= Interface dataset entries =
* * * * * * *

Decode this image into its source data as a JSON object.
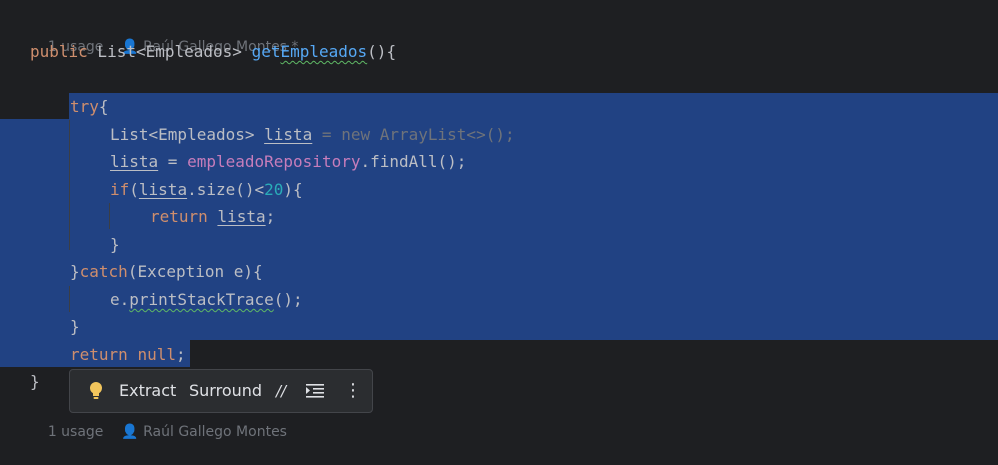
{
  "hints": {
    "top": {
      "usages": "1 usage",
      "author": "Raúl Gallego Montes *"
    },
    "bottom": {
      "usages": "1 usage",
      "author": "Raúl Gallego Montes"
    }
  },
  "code": {
    "l1": {
      "kw": "public",
      "type": " List<Empleados> ",
      "method": "getEmpleados",
      "rest": "(){"
    },
    "l3": {
      "kw": "try",
      "rest": "{"
    },
    "l4": {
      "type": "List<Empleados> ",
      "var": "lista",
      "eq": " = ",
      "dim": "new ArrayList<>();"
    },
    "l5": {
      "var": "lista",
      "eq": " = ",
      "field": "empleadoRepository",
      "rest": ".findAll();"
    },
    "l6": {
      "kw": "if",
      "open": "(",
      "var": "lista",
      "mid": ".size()<",
      "num": "20",
      "rest": "){"
    },
    "l7": {
      "kw": "return",
      "sp": " ",
      "var": "lista",
      "rest": ";"
    },
    "l8": {
      "rest": "}"
    },
    "l9": {
      "open": "}",
      "kw": "catch",
      "rest": "(Exception e){"
    },
    "l10": {
      "pre": "e.",
      "method": "printStackTrace",
      "rest": "();"
    },
    "l11": {
      "rest": "}"
    },
    "l12": {
      "kw": "return",
      "sp": " ",
      "kw2": "null",
      "rest": ";"
    },
    "l13": {
      "rest": "}"
    }
  },
  "toolbar": {
    "extract_label": "Extract",
    "surround_label": "Surround",
    "comment_icon": "//",
    "more_icon": "⋮"
  },
  "colors": {
    "background": "#1e1f22",
    "selection": "#214283",
    "keyword": "#cf8e6d",
    "method": "#56a8f5",
    "field": "#c77dbb",
    "number": "#2aacb8"
  }
}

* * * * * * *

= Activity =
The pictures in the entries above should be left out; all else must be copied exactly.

= Problem solution =
Decode this image into its source data as a JSON object.
{
  "hints": {
    "top": {
      "usages": "1 usage",
      "author": "Raúl Gallego Montes *"
    },
    "bottom": {
      "usages": "1 usage",
      "author": "Raúl Gallego Montes"
    }
  },
  "code": {
    "l1": {
      "kw": "public",
      "type": " List<Empleados> ",
      "method": "getEmpleados",
      "rest": "(){"
    },
    "l3": {
      "kw": "try",
      "rest": "{"
    },
    "l4": {
      "type": "List<Empleados> ",
      "var": "lista",
      "eq": " = ",
      "dim": "new ArrayList<>();"
    },
    "l5": {
      "var": "lista",
      "eq": " = ",
      "field": "empleadoRepository",
      "rest": ".findAll();"
    },
    "l6": {
      "kw": "if",
      "open": "(",
      "var": "lista",
      "mid": ".size()<",
      "num": "20",
      "rest": "){"
    },
    "l7": {
      "kw": "return",
      "sp": " ",
      "var": "lista",
      "rest": ";"
    },
    "l8": {
      "rest": "}"
    },
    "l9": {
      "open": "}",
      "kw": "catch",
      "rest": "(Exception e){"
    },
    "l10": {
      "pre": "e.",
      "method": "printStackTrace",
      "rest": "();"
    },
    "l11": {
      "rest": "}"
    },
    "l12": {
      "kw": "return",
      "sp": " ",
      "kw2": "null",
      "rest": ";"
    },
    "l13": {
      "rest": "}"
    }
  },
  "toolbar": {
    "extract_label": "Extract",
    "surround_label": "Surround",
    "comment_icon": "//",
    "more_icon": "⋮"
  },
  "colors": {
    "background": "#1e1f22",
    "selection": "#214283",
    "keyword": "#cf8e6d",
    "method": "#56a8f5",
    "field": "#c77dbb",
    "number": "#2aacb8"
  }
}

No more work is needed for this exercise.